[App and web page records]
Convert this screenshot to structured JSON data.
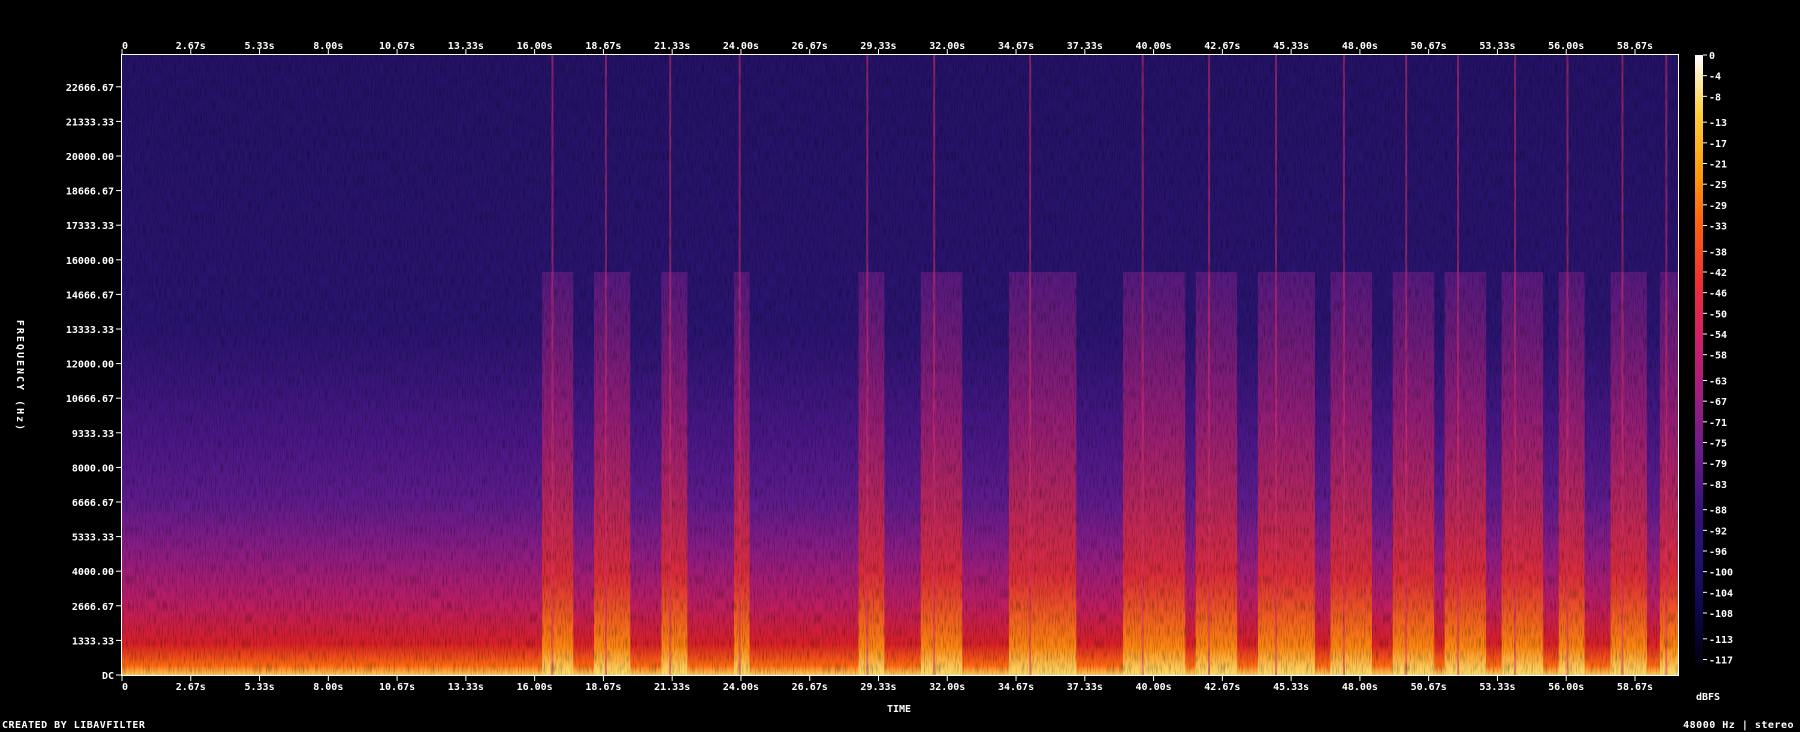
{
  "chart_data": {
    "type": "heatmap",
    "subtype": "spectrogram",
    "xlabel": "TIME",
    "ylabel": "FREQUENCY (Hz)",
    "x_ticks": [
      "0",
      "2.67s",
      "5.33s",
      "8.00s",
      "10.67s",
      "13.33s",
      "16.00s",
      "18.67s",
      "21.33s",
      "24.00s",
      "26.67s",
      "29.33s",
      "32.00s",
      "34.67s",
      "37.33s",
      "40.00s",
      "42.67s",
      "45.33s",
      "48.00s",
      "50.67s",
      "53.33s",
      "56.00s",
      "58.67s"
    ],
    "x_range": [
      0,
      60
    ],
    "y_ticks": [
      "DC",
      "1333.33",
      "2666.67",
      "4000.00",
      "5333.33",
      "6666.67",
      "8000.00",
      "9333.33",
      "10666.67",
      "12000.00",
      "13333.33",
      "14666.67",
      "16000.00",
      "17333.33",
      "18666.67",
      "20000.00",
      "21333.33",
      "22666.67"
    ],
    "y_range": [
      0,
      24000
    ],
    "colorbar_label": "dBFS",
    "colorbar_ticks": [
      "0",
      "-4",
      "-8",
      "-13",
      "-17",
      "-21",
      "-25",
      "-29",
      "-33",
      "-38",
      "-42",
      "-46",
      "-50",
      "-54",
      "-58",
      "-63",
      "-67",
      "-71",
      "-75",
      "-79",
      "-83",
      "-88",
      "-92",
      "-96",
      "-100",
      "-104",
      "-108",
      "-113",
      "-117"
    ],
    "colorbar_range": [
      -120,
      0
    ],
    "colormap": [
      "#000000",
      "#0a0540",
      "#1f0f70",
      "#3a117c",
      "#6a1b8a",
      "#a01e7e",
      "#d0206a",
      "#ee3030",
      "#ff6010",
      "#ffa010",
      "#ffd040",
      "#ffffff"
    ],
    "loud_segments_s": [
      [
        16.2,
        17.4
      ],
      [
        18.2,
        19.6
      ],
      [
        20.8,
        21.8
      ],
      [
        23.6,
        24.2
      ],
      [
        28.4,
        29.4
      ],
      [
        30.8,
        32.4
      ],
      [
        34.2,
        36.8
      ],
      [
        38.6,
        41.0
      ],
      [
        41.4,
        43.0
      ],
      [
        43.8,
        46.0
      ],
      [
        46.6,
        48.2
      ],
      [
        49.0,
        50.6
      ],
      [
        51.0,
        52.6
      ],
      [
        53.2,
        54.8
      ],
      [
        55.4,
        56.4
      ],
      [
        57.4,
        58.8
      ],
      [
        59.3,
        60.0
      ]
    ]
  },
  "footer": {
    "credit": "CREATED BY LIBAVFILTER",
    "info": "48000 Hz | stereo"
  }
}
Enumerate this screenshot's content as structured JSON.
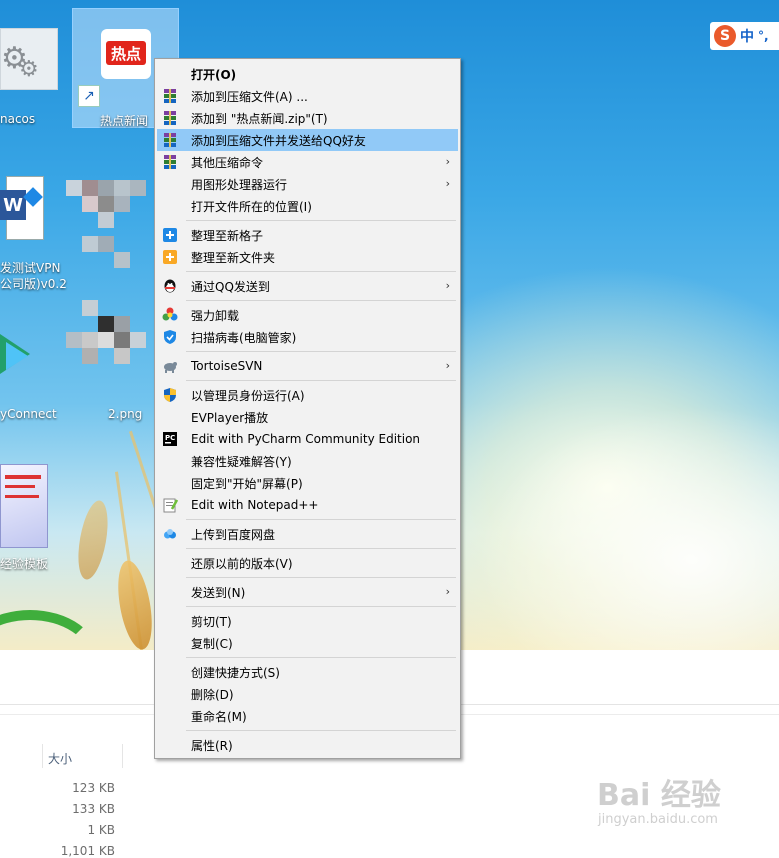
{
  "desktop": {
    "icons": [
      {
        "label": "nacos"
      },
      {
        "label": "热点新闻",
        "tile_text": "热点"
      },
      {
        "label": "发测试VPN"
      },
      {
        "label": "公司版)v0.2"
      },
      {
        "label": "yConnect"
      },
      {
        "label": "2.png"
      },
      {
        "label": "经验模板"
      }
    ]
  },
  "ime": {
    "label": "中",
    "extra": "°,"
  },
  "context_menu": {
    "items": [
      {
        "label": "打开(O)",
        "icon": "none",
        "bold": true
      },
      {
        "label": "添加到压缩文件(A) ...",
        "icon": "winrar-icon"
      },
      {
        "label": "添加到 \"热点新闻.zip\"(T)",
        "icon": "winrar-icon"
      },
      {
        "label": "添加到压缩文件并发送给QQ好友",
        "icon": "winrar-icon",
        "highlighted": true
      },
      {
        "label": "其他压缩命令",
        "icon": "winrar-icon",
        "submenu": true
      },
      {
        "label": "用图形处理器运行",
        "icon": "none",
        "submenu": true
      },
      {
        "label": "打开文件所在的位置(I)",
        "icon": "none"
      },
      {
        "label": "整理至新格子",
        "icon": "fence-plus-icon"
      },
      {
        "label": "整理至新文件夹",
        "icon": "fence-folder-icon"
      },
      {
        "label": "通过QQ发送到",
        "icon": "qq-icon",
        "submenu": true
      },
      {
        "label": "强力卸载",
        "icon": "uninstall-icon"
      },
      {
        "label": "扫描病毒(电脑管家)",
        "icon": "shield-icon"
      },
      {
        "label": "TortoiseSVN",
        "icon": "tortoise-icon",
        "submenu": true
      },
      {
        "label": "以管理员身份运行(A)",
        "icon": "uac-shield-icon"
      },
      {
        "label": "EVPlayer播放",
        "icon": "none"
      },
      {
        "label": "Edit with PyCharm Community Edition",
        "icon": "pycharm-icon"
      },
      {
        "label": "兼容性疑难解答(Y)",
        "icon": "none"
      },
      {
        "label": "固定到\"开始\"屏幕(P)",
        "icon": "none"
      },
      {
        "label": "Edit with Notepad++",
        "icon": "notepad-icon"
      },
      {
        "label": "上传到百度网盘",
        "icon": "baidu-cloud-icon"
      },
      {
        "label": "还原以前的版本(V)",
        "icon": "none"
      },
      {
        "label": "发送到(N)",
        "icon": "none",
        "submenu": true
      },
      {
        "label": "剪切(T)",
        "icon": "none"
      },
      {
        "label": "复制(C)",
        "icon": "none"
      },
      {
        "label": "创建快捷方式(S)",
        "icon": "none"
      },
      {
        "label": "删除(D)",
        "icon": "none"
      },
      {
        "label": "重命名(M)",
        "icon": "none"
      },
      {
        "label": "属性(R)",
        "icon": "none"
      }
    ],
    "submenu_arrow": "›"
  },
  "explorer": {
    "size_header": "大小",
    "sizes": [
      "123 KB",
      "133 KB",
      "1 KB",
      "1,101 KB"
    ]
  },
  "watermark": {
    "main": "Bai 经验",
    "sub": "jingyan.baidu.com"
  },
  "colors": {
    "highlight": "#91c9f7",
    "menu_bg": "#f2f2f2",
    "desktop_sky": "#3aa7e6"
  }
}
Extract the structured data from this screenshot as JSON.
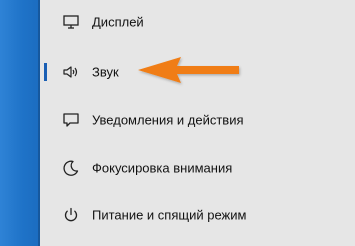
{
  "settings_nav": {
    "items": [
      {
        "label": "Дисплей",
        "icon": "monitor-icon",
        "selected": false
      },
      {
        "label": "Звук",
        "icon": "speaker-icon",
        "selected": true
      },
      {
        "label": "Уведомления и действия",
        "icon": "notification-icon",
        "selected": false
      },
      {
        "label": "Фокусировка внимания",
        "icon": "moon-icon",
        "selected": false
      },
      {
        "label": "Питание и спящий режим",
        "icon": "power-icon",
        "selected": false
      }
    ]
  },
  "colors": {
    "accent": "#1a5fb4",
    "pointer_arrow": "#f07d12",
    "left_strip": "#1f73c8",
    "panel_bg": "#e6e6e6"
  }
}
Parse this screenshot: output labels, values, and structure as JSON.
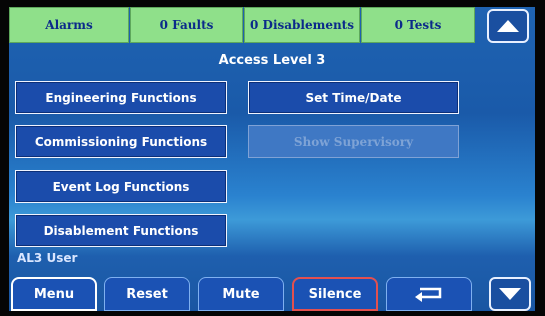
{
  "status_bar": {
    "alarms": "Alarms",
    "faults": "0 Faults",
    "disablements": "0 Disablements",
    "tests": "0 Tests"
  },
  "title": "Access Level 3",
  "functions": {
    "engineering": "Engineering Functions",
    "commissioning": "Commissioning Functions",
    "event_log": "Event Log Functions",
    "disablement": "Disablement Functions",
    "set_time_date": "Set Time/Date",
    "show_supervisory": "Show Supervisory"
  },
  "user_label": "AL3 User",
  "bottom_bar": {
    "menu": "Menu",
    "reset": "Reset",
    "mute": "Mute",
    "silence": "Silence"
  },
  "icons": {
    "scroll_up": "triangle-up-icon",
    "scroll_down": "triangle-down-icon",
    "back": "return-arrow-icon"
  },
  "colors": {
    "status_green": "#8fe08a",
    "button_blue": "#1b4cab",
    "panel_blue": "#1f63b2",
    "silence_border": "#e35050"
  }
}
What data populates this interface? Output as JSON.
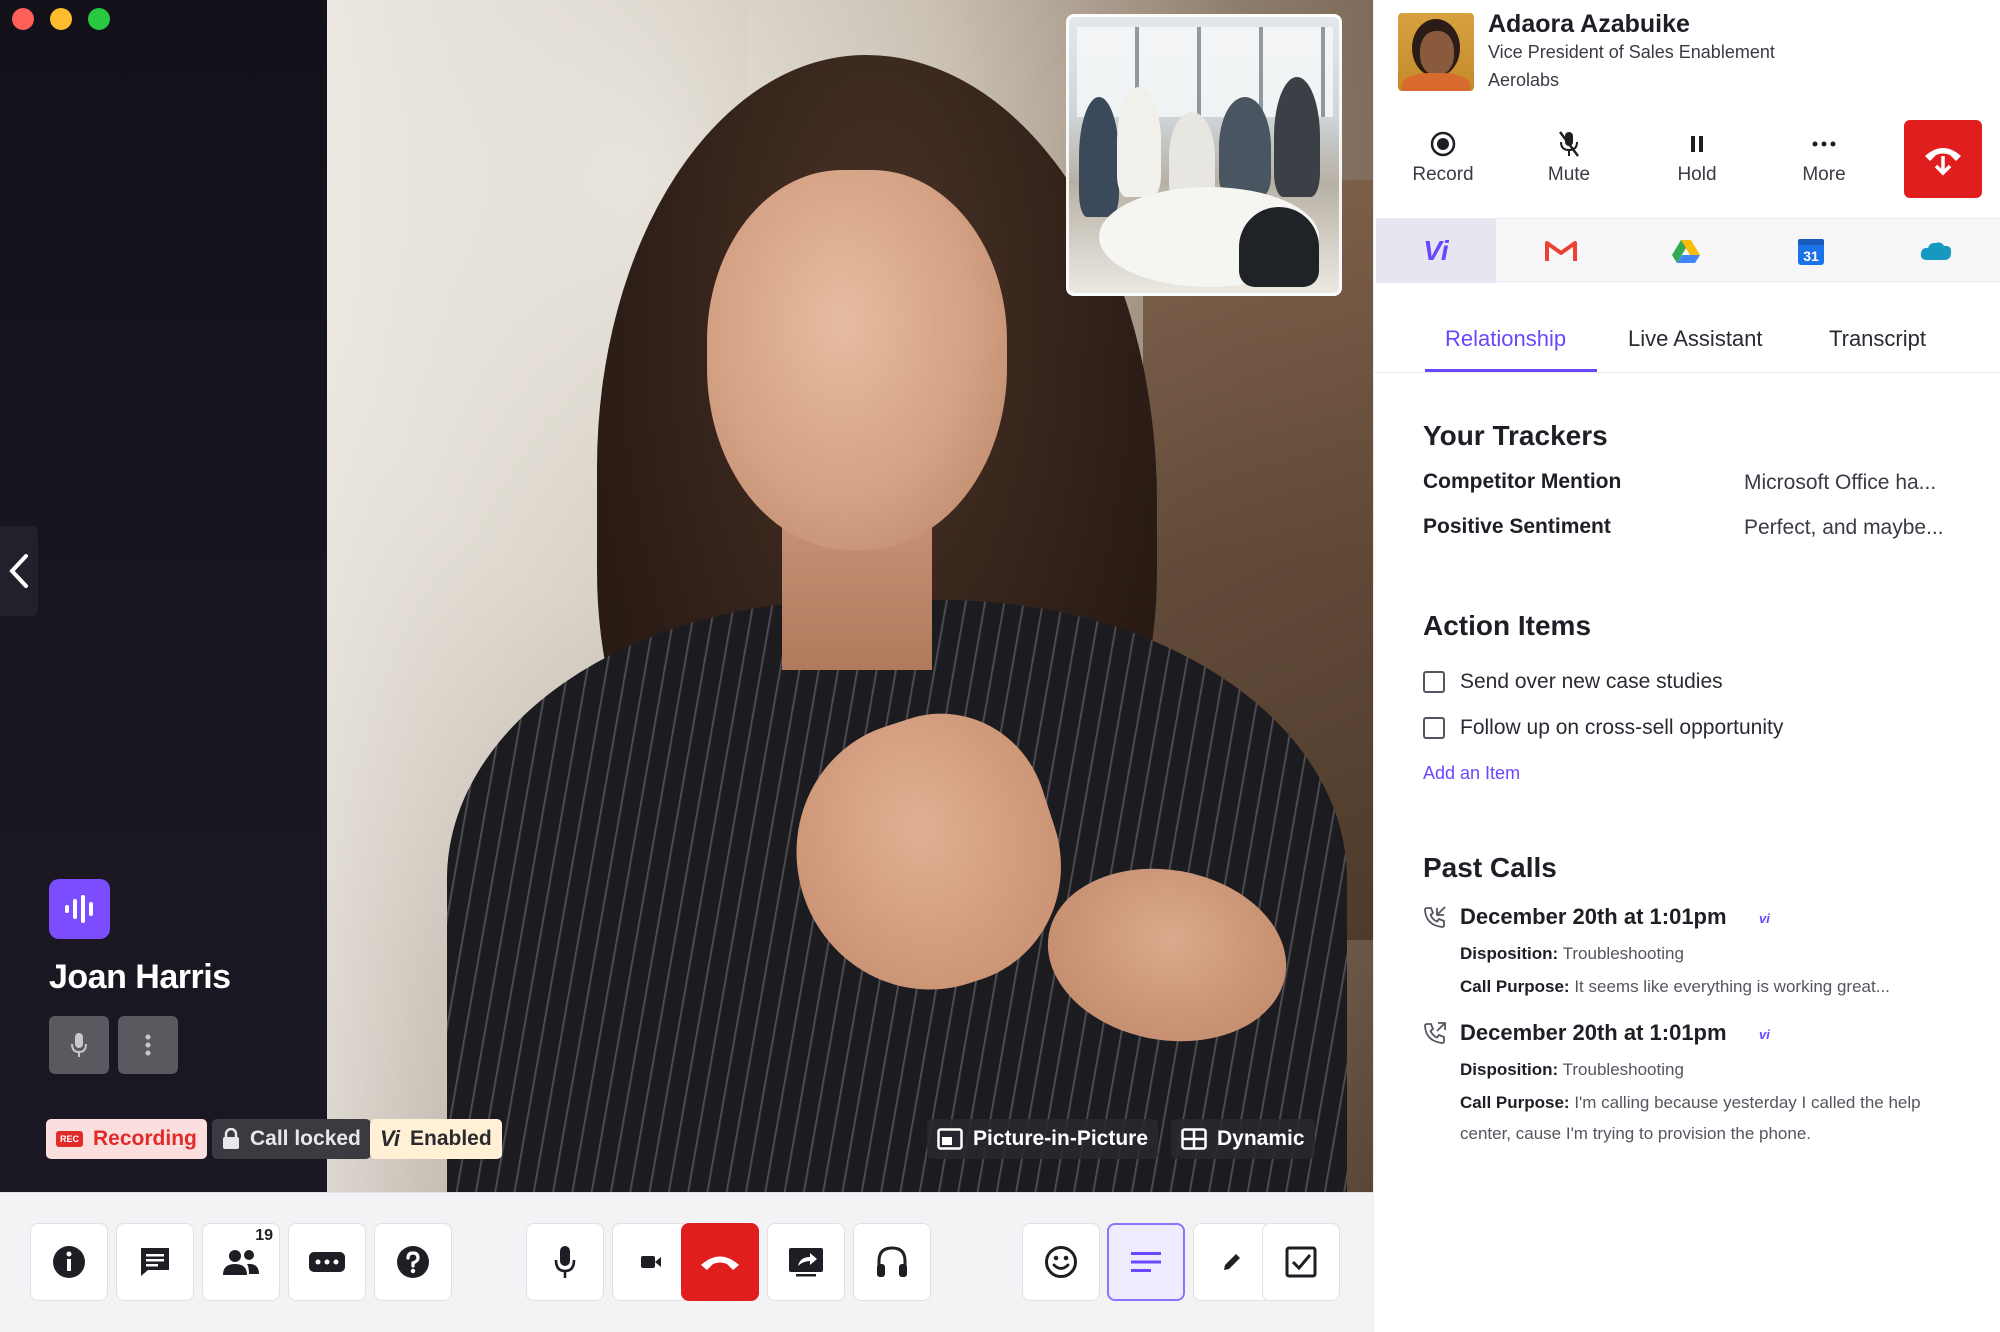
{
  "caller": {
    "name": "Joan Harris"
  },
  "status_pills": {
    "recording": "Recording",
    "rec_mark": "REC",
    "call_locked": "Call locked",
    "vi_mark": "Vi",
    "vi_enabled": "Enabled",
    "picture_in_picture": "Picture-in-Picture",
    "dynamic": "Dynamic"
  },
  "toolbar": {
    "participants_count": "19"
  },
  "contact": {
    "name": "Adaora Azabuike",
    "title": "Vice President of Sales Enablement",
    "company": "Aerolabs"
  },
  "call_controls": {
    "record": "Record",
    "mute": "Mute",
    "hold": "Hold",
    "more": "More"
  },
  "integrations": {
    "vi_label": "Vi",
    "calendar_day": "31"
  },
  "tabs": [
    {
      "label": "Relationship"
    },
    {
      "label": "Live Assistant"
    },
    {
      "label": "Transcript"
    }
  ],
  "trackers": {
    "title": "Your Trackers",
    "items": [
      {
        "label": "Competitor Mention",
        "value": "Microsoft Office ha..."
      },
      {
        "label": "Positive Sentiment",
        "value": "Perfect, and maybe..."
      }
    ]
  },
  "action_items": {
    "title": "Action Items",
    "items": [
      {
        "text": "Send over new case studies"
      },
      {
        "text": "Follow up on cross-sell opportunity"
      }
    ],
    "add_label": "Add an Item"
  },
  "past_calls": {
    "title": "Past Calls",
    "vi_tag": "vi",
    "disposition_label": "Disposition:",
    "purpose_label": "Call Purpose:",
    "items": [
      {
        "date": "December 20th at 1:01pm",
        "disposition": "Troubleshooting",
        "purpose": "It seems like everything is working great..."
      },
      {
        "date": "December 20th at 1:01pm",
        "disposition": "Troubleshooting",
        "purpose": "I'm calling because yesterday I called the help center, cause I'm trying to provision the phone."
      }
    ]
  },
  "colors": {
    "accent": "#6b46ff",
    "hangup": "#e01e1e",
    "caller_badge": "#7c4dff"
  }
}
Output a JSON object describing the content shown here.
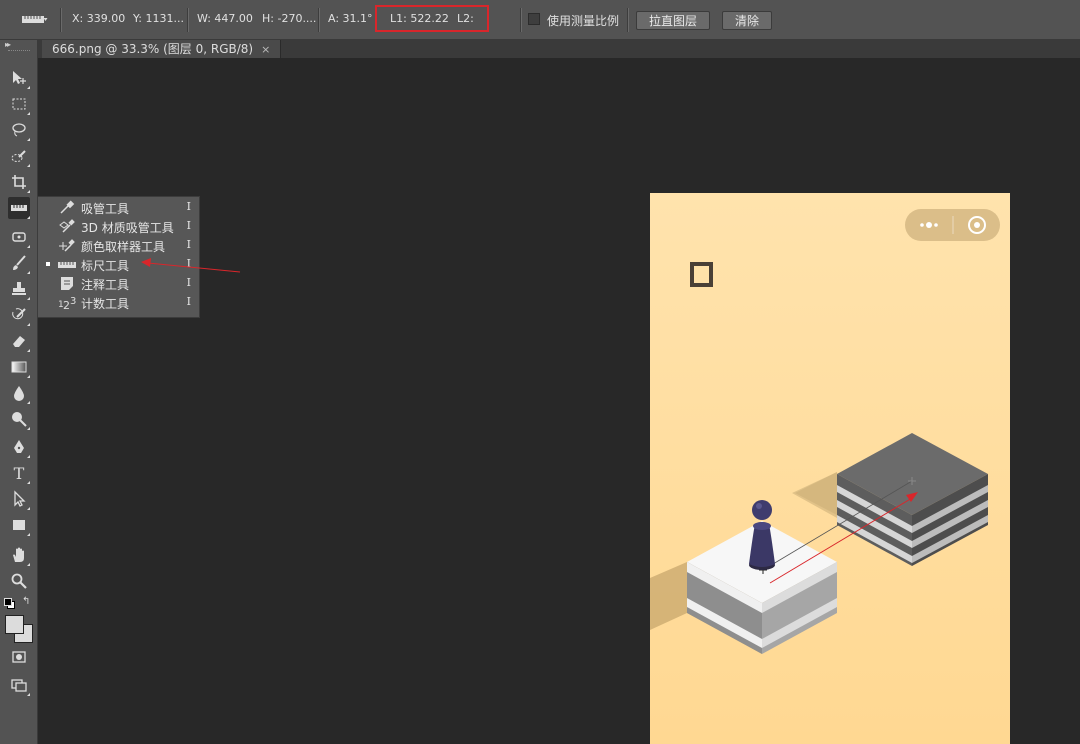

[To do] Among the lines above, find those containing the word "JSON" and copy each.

[Solution below]
Convert this screenshot to structured JSON data.
Enumerate this screenshot's content as structured JSON.
Extract the structured data from this screenshot as JSON.
Parse this screenshot: output labels, values, and structure as JSON.
What data populates this interface? Output as JSON.
Output a JSON object describing the content shown here.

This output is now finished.